Tuscan pici pasta is a traditional dish made with handmade pasta. Pici are robust and can take on any kind of sauce to compliment their unique texture.
Pici is a rustic handmade pasta from Tuscany’s Val d’Orcia. Called pici in Cortona and Montepulciano, and pinci in Montalcino, they are a long, irregular spaghetti, best when “fatta a mano” or “fatta in casa”, made by hand, or in house. The name pici comes from the term “appiciare”, which refers to the traditional manual technique used to form these long, thick noodles. Ancient in origin, dating back to the Etruscans, they were made from only flour and water, the poor everyday pasta of the Sienese peasants. Including a small amount of egg was the rich version, reserved for Sundays and holidays.

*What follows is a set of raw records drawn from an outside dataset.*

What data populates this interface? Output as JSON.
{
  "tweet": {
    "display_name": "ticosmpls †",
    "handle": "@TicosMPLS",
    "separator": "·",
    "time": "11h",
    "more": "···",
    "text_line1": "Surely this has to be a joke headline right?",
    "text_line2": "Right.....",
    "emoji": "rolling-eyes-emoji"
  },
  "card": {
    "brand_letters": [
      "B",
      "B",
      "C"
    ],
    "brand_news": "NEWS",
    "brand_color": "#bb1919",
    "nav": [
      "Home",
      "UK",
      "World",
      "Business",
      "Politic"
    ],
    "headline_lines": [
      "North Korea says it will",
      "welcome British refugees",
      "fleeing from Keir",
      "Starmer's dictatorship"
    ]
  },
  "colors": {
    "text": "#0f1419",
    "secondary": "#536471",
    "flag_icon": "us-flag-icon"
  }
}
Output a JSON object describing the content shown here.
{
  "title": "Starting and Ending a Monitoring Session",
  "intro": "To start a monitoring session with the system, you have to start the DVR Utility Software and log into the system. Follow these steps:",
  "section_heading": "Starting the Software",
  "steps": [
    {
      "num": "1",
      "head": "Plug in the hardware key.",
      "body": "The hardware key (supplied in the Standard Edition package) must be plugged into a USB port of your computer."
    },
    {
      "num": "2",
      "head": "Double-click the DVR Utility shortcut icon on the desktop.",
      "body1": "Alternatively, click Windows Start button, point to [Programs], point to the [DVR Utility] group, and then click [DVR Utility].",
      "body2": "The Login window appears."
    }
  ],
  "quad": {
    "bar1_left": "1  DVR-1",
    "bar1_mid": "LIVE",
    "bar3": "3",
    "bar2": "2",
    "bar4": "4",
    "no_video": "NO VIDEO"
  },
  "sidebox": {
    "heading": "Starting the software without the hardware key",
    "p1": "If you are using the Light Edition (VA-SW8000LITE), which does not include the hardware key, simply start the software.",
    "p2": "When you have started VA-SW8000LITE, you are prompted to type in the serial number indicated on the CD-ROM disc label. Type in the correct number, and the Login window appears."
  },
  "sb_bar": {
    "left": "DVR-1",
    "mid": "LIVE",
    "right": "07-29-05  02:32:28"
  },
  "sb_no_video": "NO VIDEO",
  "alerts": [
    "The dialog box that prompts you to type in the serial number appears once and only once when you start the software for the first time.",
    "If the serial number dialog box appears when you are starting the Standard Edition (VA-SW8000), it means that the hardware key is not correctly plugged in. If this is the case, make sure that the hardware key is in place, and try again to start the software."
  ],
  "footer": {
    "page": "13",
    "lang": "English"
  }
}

There are several different ways of producing pici, all of which require only your hands, a wooden board, and optionally a rolling pin – no pasta machine needed. The traditional “appiciare” technique involves rolling out a larger quantity of dough into a sheet around 1/4 to 1/2 inch thick. You cut a strip of dough about 1/4” thick from this sheet, grasp one end in your fingers to hold, then, using a flat palm, roll the noodle back and forth on a floured wooden board to round and lengthen.
For the Pasta
- 1 3/4 cups all-purpose flour
- 1 3/4 cups semolina flour
- 1 1/2 teaspoons salt
- 1 cup plus 3 tablespoons warm water
For the Sauce
- 5-6 medium fresh heirloom tomatoes or a mix of full size and cherry tomatoes
- 2 tablespoons extra virgin olive oil plus more for drizzling
- 1 teaspoon hot red pepper flakes
- 4 large cloves garlic minced
- 10 basil leaves chiffonade
- Kosher salt
For the Pasta
- Place the flours and salt in a small bowl and stir to combine.
- Pour the flour out on a clean counter, and form a well in the middle.
- Pour the warm water into the well.
- Using a fork, begin to scrape some of the flour from the inner sides of the well into the water, slowly incorporating more and more of the flour.
- The water in the middle will thicken and become a soft dough. Eventually you will be able to loose the fork and just use your hands.
- Keep incorporating the flour as needed to keep your dough from sticking to your hands and the counter top. You do NOT need to incorporate all of the flour, the amount of flour will depend on the type, the humidity, and other variables. You want a nice soft dough, not too sticky.
- Knead the dough for about 10 minutes or so, adding a bit more flour only when it begins to stick. Cover the dough, and allow to rest for 30 minutes.
- Pinch off a small piece of dough and roll between your palms or on a wooden board to form 1/4 inch round snakes.
- Place the formed pici on a sheet pan dusted with semolina flour. Do not allow them to touch, as they will stick to each other.
For the Sauce
- Coarsely chop and seed the fresh tomatoes.
- Bring a large pot of water to boil.
- In a large saute pan, heat the olive oil and red pepper flakes. Add the tomatoes and garlic, and cook over medium heat until the tomatoes soften, render their juice and begin to thicken, around 15 – 20 minutes. Season with salt.
- When the water is at a full boil, season the water with salt, and add the fresh pici. Cook just until al dente; you want some bite to the pici, not mushy. Drain.
- Combine the pici and the sauce in the saute pan, then serve in large bowls, drizzling liberally with more olive oil and garnishing with the basil strips.
Kathy Bechtel’s obsession with food and cooking began as a teenager. After years following a traditional career path as a telecommunications engineer, she left to attend culinary school and wine training, and is now combining her passions for food and wine, the outdoors, and travel as owner and Culinary Tour Director of Italiaoutdoors. In this role, Kathy leads small bicycle, skiing and walking tours that explore the authentic regional cuisines, local products and undiscovered wines of Northeastern Italy.